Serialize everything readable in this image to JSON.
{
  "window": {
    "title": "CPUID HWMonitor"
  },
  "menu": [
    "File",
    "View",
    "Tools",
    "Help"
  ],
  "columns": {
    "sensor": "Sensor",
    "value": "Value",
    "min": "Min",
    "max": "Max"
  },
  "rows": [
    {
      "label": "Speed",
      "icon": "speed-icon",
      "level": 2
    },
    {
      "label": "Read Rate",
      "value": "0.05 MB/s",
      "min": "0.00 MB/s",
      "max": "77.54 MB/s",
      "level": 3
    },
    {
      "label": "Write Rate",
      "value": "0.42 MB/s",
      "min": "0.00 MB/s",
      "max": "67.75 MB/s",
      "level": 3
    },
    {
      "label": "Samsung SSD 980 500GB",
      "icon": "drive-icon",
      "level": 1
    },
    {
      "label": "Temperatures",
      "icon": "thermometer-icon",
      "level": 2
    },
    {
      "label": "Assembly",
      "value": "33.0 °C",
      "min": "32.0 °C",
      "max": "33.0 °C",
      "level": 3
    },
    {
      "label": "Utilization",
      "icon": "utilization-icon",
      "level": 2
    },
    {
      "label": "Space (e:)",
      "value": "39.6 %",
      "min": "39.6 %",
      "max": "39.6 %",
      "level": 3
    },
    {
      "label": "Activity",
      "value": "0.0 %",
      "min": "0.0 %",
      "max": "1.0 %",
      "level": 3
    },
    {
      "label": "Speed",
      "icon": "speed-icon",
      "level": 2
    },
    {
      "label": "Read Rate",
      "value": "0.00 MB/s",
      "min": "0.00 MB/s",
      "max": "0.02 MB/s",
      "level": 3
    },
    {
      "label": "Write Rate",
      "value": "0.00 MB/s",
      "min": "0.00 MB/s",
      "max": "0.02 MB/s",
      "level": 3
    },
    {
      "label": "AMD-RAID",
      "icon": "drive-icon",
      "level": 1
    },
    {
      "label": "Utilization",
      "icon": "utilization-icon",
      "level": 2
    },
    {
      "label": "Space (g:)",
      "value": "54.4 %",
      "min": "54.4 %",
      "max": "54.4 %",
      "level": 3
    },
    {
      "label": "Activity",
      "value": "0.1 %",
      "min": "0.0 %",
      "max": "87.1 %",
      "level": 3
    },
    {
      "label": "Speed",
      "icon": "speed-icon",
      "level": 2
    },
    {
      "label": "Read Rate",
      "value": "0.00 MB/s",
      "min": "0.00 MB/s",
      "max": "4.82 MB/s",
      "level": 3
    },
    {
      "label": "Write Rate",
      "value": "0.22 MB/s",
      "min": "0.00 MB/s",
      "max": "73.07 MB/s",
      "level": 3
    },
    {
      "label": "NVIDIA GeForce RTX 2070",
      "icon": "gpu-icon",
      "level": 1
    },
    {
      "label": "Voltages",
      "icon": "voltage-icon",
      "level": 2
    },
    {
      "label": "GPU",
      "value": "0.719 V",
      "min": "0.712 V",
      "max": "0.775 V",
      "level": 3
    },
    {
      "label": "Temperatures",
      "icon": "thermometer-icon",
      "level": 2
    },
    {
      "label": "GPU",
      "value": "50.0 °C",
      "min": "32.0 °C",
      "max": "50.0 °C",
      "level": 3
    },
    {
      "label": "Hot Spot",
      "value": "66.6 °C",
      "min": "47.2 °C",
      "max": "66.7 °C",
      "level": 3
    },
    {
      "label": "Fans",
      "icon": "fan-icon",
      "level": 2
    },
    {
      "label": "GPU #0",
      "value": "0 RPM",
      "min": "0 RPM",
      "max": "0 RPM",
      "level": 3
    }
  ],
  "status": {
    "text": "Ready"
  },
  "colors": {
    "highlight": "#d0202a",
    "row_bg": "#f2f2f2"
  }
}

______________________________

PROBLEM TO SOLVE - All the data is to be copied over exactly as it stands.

ANSWER FOR THE TASK -
Serialize everything readable in this image to JSON.
{
  "window": {
    "title": "CPUID HWMonitor"
  },
  "menu": [
    "File",
    "View",
    "Tools",
    "Help"
  ],
  "columns": {
    "sensor": "Sensor",
    "value": "Value",
    "min": "Min",
    "max": "Max"
  },
  "rows": [
    {
      "label": "Speed",
      "icon": "speed-icon",
      "level": 2
    },
    {
      "label": "Read Rate",
      "value": "0.05 MB/s",
      "min": "0.00 MB/s",
      "max": "77.54 MB/s",
      "level": 3
    },
    {
      "label": "Write Rate",
      "value": "0.42 MB/s",
      "min": "0.00 MB/s",
      "max": "67.75 MB/s",
      "level": 3
    },
    {
      "label": "Samsung SSD 980 500GB",
      "icon": "drive-icon",
      "level": 1
    },
    {
      "label": "Temperatures",
      "icon": "thermometer-icon",
      "level": 2
    },
    {
      "label": "Assembly",
      "value": "33.0 °C",
      "min": "32.0 °C",
      "max": "33.0 °C",
      "level": 3
    },
    {
      "label": "Utilization",
      "icon": "utilization-icon",
      "level": 2
    },
    {
      "label": "Space (e:)",
      "value": "39.6 %",
      "min": "39.6 %",
      "max": "39.6 %",
      "level": 3
    },
    {
      "label": "Activity",
      "value": "0.0 %",
      "min": "0.0 %",
      "max": "1.0 %",
      "level": 3
    },
    {
      "label": "Speed",
      "icon": "speed-icon",
      "level": 2
    },
    {
      "label": "Read Rate",
      "value": "0.00 MB/s",
      "min": "0.00 MB/s",
      "max": "0.02 MB/s",
      "level": 3
    },
    {
      "label": "Write Rate",
      "value": "0.00 MB/s",
      "min": "0.00 MB/s",
      "max": "0.02 MB/s",
      "level": 3
    },
    {
      "label": "AMD-RAID",
      "icon": "drive-icon",
      "level": 1
    },
    {
      "label": "Utilization",
      "icon": "utilization-icon",
      "level": 2
    },
    {
      "label": "Space (g:)",
      "value": "54.4 %",
      "min": "54.4 %",
      "max": "54.4 %",
      "level": 3
    },
    {
      "label": "Activity",
      "value": "0.1 %",
      "min": "0.0 %",
      "max": "87.1 %",
      "level": 3
    },
    {
      "label": "Speed",
      "icon": "speed-icon",
      "level": 2
    },
    {
      "label": "Read Rate",
      "value": "0.00 MB/s",
      "min": "0.00 MB/s",
      "max": "4.82 MB/s",
      "level": 3
    },
    {
      "label": "Write Rate",
      "value": "0.22 MB/s",
      "min": "0.00 MB/s",
      "max": "73.07 MB/s",
      "level": 3
    },
    {
      "label": "NVIDIA GeForce RTX 2070",
      "icon": "gpu-icon",
      "level": 1
    },
    {
      "label": "Voltages",
      "icon": "voltage-icon",
      "level": 2
    },
    {
      "label": "GPU",
      "value": "0.719 V",
      "min": "0.712 V",
      "max": "0.775 V",
      "level": 3
    },
    {
      "label": "Temperatures",
      "icon": "thermometer-icon",
      "level": 2
    },
    {
      "label": "GPU",
      "value": "50.0 °C",
      "min": "32.0 °C",
      "max": "50.0 °C",
      "level": 3
    },
    {
      "label": "Hot Spot",
      "value": "66.6 °C",
      "min": "47.2 °C",
      "max": "66.7 °C",
      "level": 3
    },
    {
      "label": "Fans",
      "icon": "fan-icon",
      "level": 2
    },
    {
      "label": "GPU #0",
      "value": "0 RPM",
      "min": "0 RPM",
      "max": "0 RPM",
      "level": 3
    }
  ],
  "status": {
    "text": "Ready"
  },
  "colors": {
    "highlight": "#d0202a",
    "row_bg": "#f2f2f2"
  }
}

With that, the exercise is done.